de la Paz: Yes, the “Labyrinth” episodes do highlight the moments in the questionnaire that are viewed as “deficits” to the neurotypical population. I wrote most of them as I was still learning and growing as a parent. It’s interesting, but much of the work in the episodes trace my development as a parent, so it’s a chronicle of my misunderstandings and in many ways, failure and flaw. The writing is asynchronous with who I am and who my children are now, so I must first acknowledge that. And what I’m very clear about now is that much of the work as I was writing explores this “disfigured future” but that future, as I had conceived of it, was the future of my imagination and not my child’s. As I was writing the “Labyrinth” poems, I was really writing about and for myself. It was a way of measuring time and comprehension and I look back on it now as an artifact. Certainly, I’m proud of the work that I had done but I am also aware of how it may be perceived by the neurodivergent populace. And so that voice that is trying to pierce the gloom is my voice trying to start a dialogue, both with my children and with other parents who may be as lost or fearful as I had been. 

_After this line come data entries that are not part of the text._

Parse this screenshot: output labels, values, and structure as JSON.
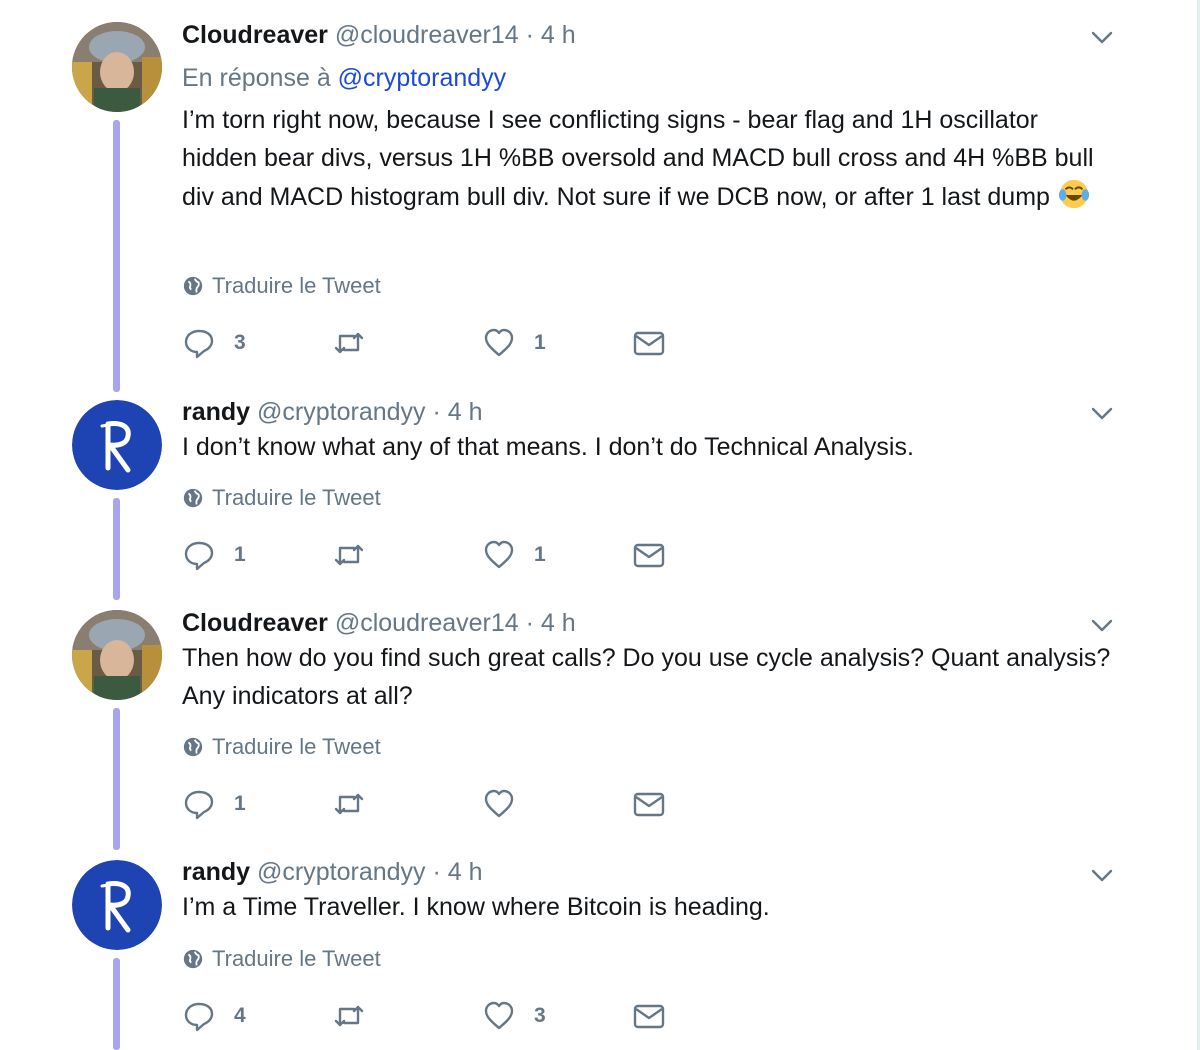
{
  "tweets": [
    {
      "name": "Cloudreaver",
      "handle": "@cloudreaver14",
      "dot": "·",
      "time": "4 h",
      "reply_prefix": "En réponse à",
      "reply_mention": "@cryptorandyy",
      "text": "I’m torn right now, because I see conflicting signs - bear flag and 1H oscillator hidden bear divs, versus 1H %BB oversold and MACD bull cross and 4H %BB bull div and MACD histogram bull div. Not sure if we DCB now, or after 1 last dump",
      "emoji": "face-with-tears-of-joy",
      "translate": "Traduire le Tweet",
      "replies": "3",
      "retweets": "",
      "likes": "1"
    },
    {
      "name": "randy",
      "handle": "@cryptorandyy",
      "dot": "·",
      "time": "4 h",
      "text": "I don’t know what any of that means. I don’t do Technical Analysis.",
      "translate": "Traduire le Tweet",
      "replies": "1",
      "retweets": "",
      "likes": "1"
    },
    {
      "name": "Cloudreaver",
      "handle": "@cloudreaver14",
      "dot": "·",
      "time": "4 h",
      "text": "Then how do you find such great calls? Do you use cycle analysis? Quant analysis? Any indicators at all?",
      "translate": "Traduire le Tweet",
      "replies": "1",
      "retweets": "",
      "likes": ""
    },
    {
      "name": "randy",
      "handle": "@cryptorandyy",
      "dot": "·",
      "time": "4 h",
      "text": "I’m a Time Traveller. I know where Bitcoin is heading.",
      "translate": "Traduire le Tweet",
      "replies": "4",
      "retweets": "",
      "likes": "3"
    }
  ],
  "icons": {
    "reply": "reply-icon",
    "retweet": "retweet-icon",
    "like": "heart-icon",
    "dm": "envelope-icon",
    "more": "chevron-down-icon",
    "globe": "globe-icon"
  },
  "colors": {
    "thread_line": "#a7a4f0",
    "link": "#1b4bd6",
    "muted": "#657786",
    "randy_avatar_bg": "#1e44b4"
  }
}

FWR: Reflections and refractions feature prominently in the work: geodes, light splashing off water, the appearance of the minotaur and his masks, the shadow boy. Are we, the presumed neuro-typical reader, the minotaur? Or is this an example of “the labyrinth turn[ing] in circles and [multiplying] its falsity”? An attempt, to quote another poem, “because a reference needs a frame: we are mother and father/ and child with a world of time to be understood”?

de la Paz: You know, the minotaur was always a character that troubled me. I always imagined myself to be the minotaur—the devourer of Athenian young. I imagined the monstrosity to be the task of taking on the story. The beast is as lost as the boy in my tale. I was always fearful that the monster would be misconstrued, so I took steps to move the monster and boy towards a reconciliation. I think, as well, that the “Story Problem” poems that mark the three sections are my way of saying that writing from my neurotypical perspective about neurodiversity is fraught. 

FWR: We normally close by asking writers to share other writers or pieces that they love to teach or share. I wonder if, in addition, you might point to writers who influenced this work. 

de la Paz: Sure, there were multiple. I started writing the “Labyrinth” poems after hearing the poet David Welch read from a new selection of work back in 2008. I believe those poems became the book Everyone Who is Dead

Alison Benis White’s Self-Portrait with Crayon was a tremendous influence, namely the obsessive quality and interlocking nature of the prose poems.

Meteoric Flowers by Elizabeth Willis was something that I would refer to if I wanted to bounce around some syntactic shapes. I really enjoy that book and the shapes of its sentences. 

I read a lot of Jennifer Chang’s book The History of Anonymity, again for the shapes of her sentences. 
I also want to put in a plug for an extraordinary book of rhetoric by Melanie Yergeau. It’s a rhetorical analysis book written by an autistic author who is using queer theory as an analytical lens for disability writing. I also want to plug the work by Chris Martin and Mary Austin Speaker over at Unrestricted Interest. They make extraordinary chapbooks.